> _Work request_: Can you quote the records below in full, word for word?

──────── Records to process ────────

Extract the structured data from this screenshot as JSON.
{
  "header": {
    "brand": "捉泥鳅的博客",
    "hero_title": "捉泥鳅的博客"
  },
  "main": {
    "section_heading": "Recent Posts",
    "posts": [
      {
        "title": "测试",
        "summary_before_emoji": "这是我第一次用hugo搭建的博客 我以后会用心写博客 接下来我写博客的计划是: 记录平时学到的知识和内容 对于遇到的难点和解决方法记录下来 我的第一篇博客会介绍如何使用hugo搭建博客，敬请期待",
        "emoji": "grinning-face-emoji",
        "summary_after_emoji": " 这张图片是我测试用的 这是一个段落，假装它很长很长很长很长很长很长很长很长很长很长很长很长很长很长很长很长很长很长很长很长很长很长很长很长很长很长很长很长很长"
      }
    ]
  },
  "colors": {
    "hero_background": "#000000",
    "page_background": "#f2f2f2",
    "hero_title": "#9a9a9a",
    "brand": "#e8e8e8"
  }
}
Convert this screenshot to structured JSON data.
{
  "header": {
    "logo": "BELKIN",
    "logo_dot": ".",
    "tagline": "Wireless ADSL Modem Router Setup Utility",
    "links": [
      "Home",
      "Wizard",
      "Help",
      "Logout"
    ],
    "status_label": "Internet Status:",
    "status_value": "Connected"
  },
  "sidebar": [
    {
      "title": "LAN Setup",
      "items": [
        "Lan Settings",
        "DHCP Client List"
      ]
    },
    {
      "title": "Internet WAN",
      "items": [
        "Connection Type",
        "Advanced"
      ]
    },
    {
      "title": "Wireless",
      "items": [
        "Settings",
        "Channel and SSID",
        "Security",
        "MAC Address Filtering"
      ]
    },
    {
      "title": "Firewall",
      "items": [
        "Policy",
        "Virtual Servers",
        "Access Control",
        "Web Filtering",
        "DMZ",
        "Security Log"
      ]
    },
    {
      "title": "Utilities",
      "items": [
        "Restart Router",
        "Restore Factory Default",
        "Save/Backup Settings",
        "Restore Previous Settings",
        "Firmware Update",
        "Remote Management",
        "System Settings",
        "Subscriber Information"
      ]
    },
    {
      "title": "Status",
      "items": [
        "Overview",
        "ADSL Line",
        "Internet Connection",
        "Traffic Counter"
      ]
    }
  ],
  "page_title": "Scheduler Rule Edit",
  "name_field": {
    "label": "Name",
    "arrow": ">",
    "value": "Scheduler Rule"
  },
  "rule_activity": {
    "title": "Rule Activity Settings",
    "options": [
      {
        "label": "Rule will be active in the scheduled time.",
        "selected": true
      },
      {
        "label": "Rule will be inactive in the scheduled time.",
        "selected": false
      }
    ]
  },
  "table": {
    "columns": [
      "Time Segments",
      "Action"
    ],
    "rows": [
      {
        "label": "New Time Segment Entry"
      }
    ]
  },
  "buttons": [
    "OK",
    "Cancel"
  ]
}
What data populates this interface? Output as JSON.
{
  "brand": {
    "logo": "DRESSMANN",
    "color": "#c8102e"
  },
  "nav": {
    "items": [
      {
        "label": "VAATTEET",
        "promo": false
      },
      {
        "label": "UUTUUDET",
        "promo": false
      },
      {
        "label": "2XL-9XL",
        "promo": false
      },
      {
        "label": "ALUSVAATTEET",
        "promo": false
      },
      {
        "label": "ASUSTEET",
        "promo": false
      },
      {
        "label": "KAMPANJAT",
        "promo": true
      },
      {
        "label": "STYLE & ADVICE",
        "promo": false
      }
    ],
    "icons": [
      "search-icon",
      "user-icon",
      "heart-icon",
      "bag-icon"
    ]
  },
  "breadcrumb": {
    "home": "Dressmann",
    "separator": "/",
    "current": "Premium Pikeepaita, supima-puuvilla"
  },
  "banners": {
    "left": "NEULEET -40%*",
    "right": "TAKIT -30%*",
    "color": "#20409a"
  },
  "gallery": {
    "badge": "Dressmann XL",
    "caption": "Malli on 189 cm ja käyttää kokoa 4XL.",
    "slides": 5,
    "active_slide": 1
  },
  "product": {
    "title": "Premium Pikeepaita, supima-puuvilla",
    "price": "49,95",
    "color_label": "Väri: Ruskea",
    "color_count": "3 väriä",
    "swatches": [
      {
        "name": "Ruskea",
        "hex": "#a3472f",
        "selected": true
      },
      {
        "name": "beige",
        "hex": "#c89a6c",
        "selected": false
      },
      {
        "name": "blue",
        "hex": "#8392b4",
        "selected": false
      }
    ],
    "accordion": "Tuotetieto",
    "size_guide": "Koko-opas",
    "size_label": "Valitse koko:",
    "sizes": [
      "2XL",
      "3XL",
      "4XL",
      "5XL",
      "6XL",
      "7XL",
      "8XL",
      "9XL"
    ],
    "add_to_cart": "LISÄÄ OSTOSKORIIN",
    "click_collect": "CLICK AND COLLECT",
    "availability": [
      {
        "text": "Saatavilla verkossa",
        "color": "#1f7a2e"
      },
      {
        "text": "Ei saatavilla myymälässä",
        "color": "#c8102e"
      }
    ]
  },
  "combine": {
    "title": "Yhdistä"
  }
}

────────

> _Worked solution_:
Extract the structured data from this screenshot as JSON.
{
  "header": {
    "brand": "捉泥鳅的博客",
    "hero_title": "捉泥鳅的博客"
  },
  "main": {
    "section_heading": "Recent Posts",
    "posts": [
      {
        "title": "测试",
        "summary_before_emoji": "这是我第一次用hugo搭建的博客 我以后会用心写博客 接下来我写博客的计划是: 记录平时学到的知识和内容 对于遇到的难点和解决方法记录下来 我的第一篇博客会介绍如何使用hugo搭建博客，敬请期待",
        "emoji": "grinning-face-emoji",
        "summary_after_emoji": " 这张图片是我测试用的 这是一个段落，假装它很长很长很长很长很长很长很长很长很长很长很长很长很长很长很长很长很长很长很长很长很长很长很长很长很长很长很长很长很长"
      }
    ]
  },
  "colors": {
    "hero_background": "#000000",
    "page_background": "#f2f2f2",
    "hero_title": "#9a9a9a",
    "brand": "#e8e8e8"
  }
}
Convert this screenshot to structured JSON data.
{
  "header": {
    "logo": "BELKIN",
    "logo_dot": ".",
    "tagline": "Wireless ADSL Modem Router Setup Utility",
    "links": [
      "Home",
      "Wizard",
      "Help",
      "Logout"
    ],
    "status_label": "Internet Status:",
    "status_value": "Connected"
  },
  "sidebar": [
    {
      "title": "LAN Setup",
      "items": [
        "Lan Settings",
        "DHCP Client List"
      ]
    },
    {
      "title": "Internet WAN",
      "items": [
        "Connection Type",
        "Advanced"
      ]
    },
    {
      "title": "Wireless",
      "items": [
        "Settings",
        "Channel and SSID",
        "Security",
        "MAC Address Filtering"
      ]
    },
    {
      "title": "Firewall",
      "items": [
        "Policy",
        "Virtual Servers",
        "Access Control",
        "Web Filtering",
        "DMZ",
        "Security Log"
      ]
    },
    {
      "title": "Utilities",
      "items": [
        "Restart Router",
        "Restore Factory Default",
        "Save/Backup Settings",
        "Restore Previous Settings",
        "Firmware Update",
        "Remote Management",
        "System Settings",
        "Subscriber Information"
      ]
    },
    {
      "title": "Status",
      "items": [
        "Overview",
        "ADSL Line",
        "Internet Connection",
        "Traffic Counter"
      ]
    }
  ],
  "page_title": "Scheduler Rule Edit",
  "name_field": {
    "label": "Name",
    "arrow": ">",
    "value": "Scheduler Rule"
  },
  "rule_activity": {
    "title": "Rule Activity Settings",
    "options": [
      {
        "label": "Rule will be active in the scheduled time.",
        "selected": true
      },
      {
        "label": "Rule will be inactive in the scheduled time.",
        "selected": false
      }
    ]
  },
  "table": {
    "columns": [
      "Time Segments",
      "Action"
    ],
    "rows": [
      {
        "label": "New Time Segment Entry"
      }
    ]
  },
  "buttons": [
    "OK",
    "Cancel"
  ]
}
What data populates this interface? Output as JSON.
{
  "brand": {
    "logo": "DRESSMANN",
    "color": "#c8102e"
  },
  "nav": {
    "items": [
      {
        "label": "VAATTEET",
        "promo": false
      },
      {
        "label": "UUTUUDET",
        "promo": false
      },
      {
        "label": "2XL-9XL",
        "promo": false
      },
      {
        "label": "ALUSVAATTEET",
        "promo": false
      },
      {
        "label": "ASUSTEET",
        "promo": false
      },
      {
        "label": "KAMPANJAT",
        "promo": true
      },
      {
        "label": "STYLE & ADVICE",
        "promo": false
      }
    ],
    "icons": [
      "search-icon",
      "user-icon",
      "heart-icon",
      "bag-icon"
    ]
  },
  "breadcrumb": {
    "home": "Dressmann",
    "separator": "/",
    "current": "Premium Pikeepaita, supima-puuvilla"
  },
  "banners": {
    "left": "NEULEET -40%*",
    "right": "TAKIT -30%*",
    "color": "#20409a"
  },
  "gallery": {
    "badge": "Dressmann XL",
    "caption": "Malli on 189 cm ja käyttää kokoa 4XL.",
    "slides": 5,
    "active_slide": 1
  },
  "product": {
    "title": "Premium Pikeepaita, supima-puuvilla",
    "price": "49,95",
    "color_label": "Väri: Ruskea",
    "color_count": "3 väriä",
    "swatches": [
      {
        "name": "Ruskea",
        "hex": "#a3472f",
        "selected": true
      },
      {
        "name": "beige",
        "hex": "#c89a6c",
        "selected": false
      },
      {
        "name": "blue",
        "hex": "#8392b4",
        "selected": false
      }
    ],
    "accordion": "Tuotetieto",
    "size_guide": "Koko-opas",
    "size_label": "Valitse koko:",
    "sizes": [
      "2XL",
      "3XL",
      "4XL",
      "5XL",
      "6XL",
      "7XL",
      "8XL",
      "9XL"
    ],
    "add_to_cart": "LISÄÄ OSTOSKORIIN",
    "click_collect": "CLICK AND COLLECT",
    "availability": [
      {
        "text": "Saatavilla verkossa",
        "color": "#1f7a2e"
      },
      {
        "text": "Ei saatavilla myymälässä",
        "color": "#c8102e"
      }
    ]
  },
  "combine": {
    "title": "Yhdistä"
  }
}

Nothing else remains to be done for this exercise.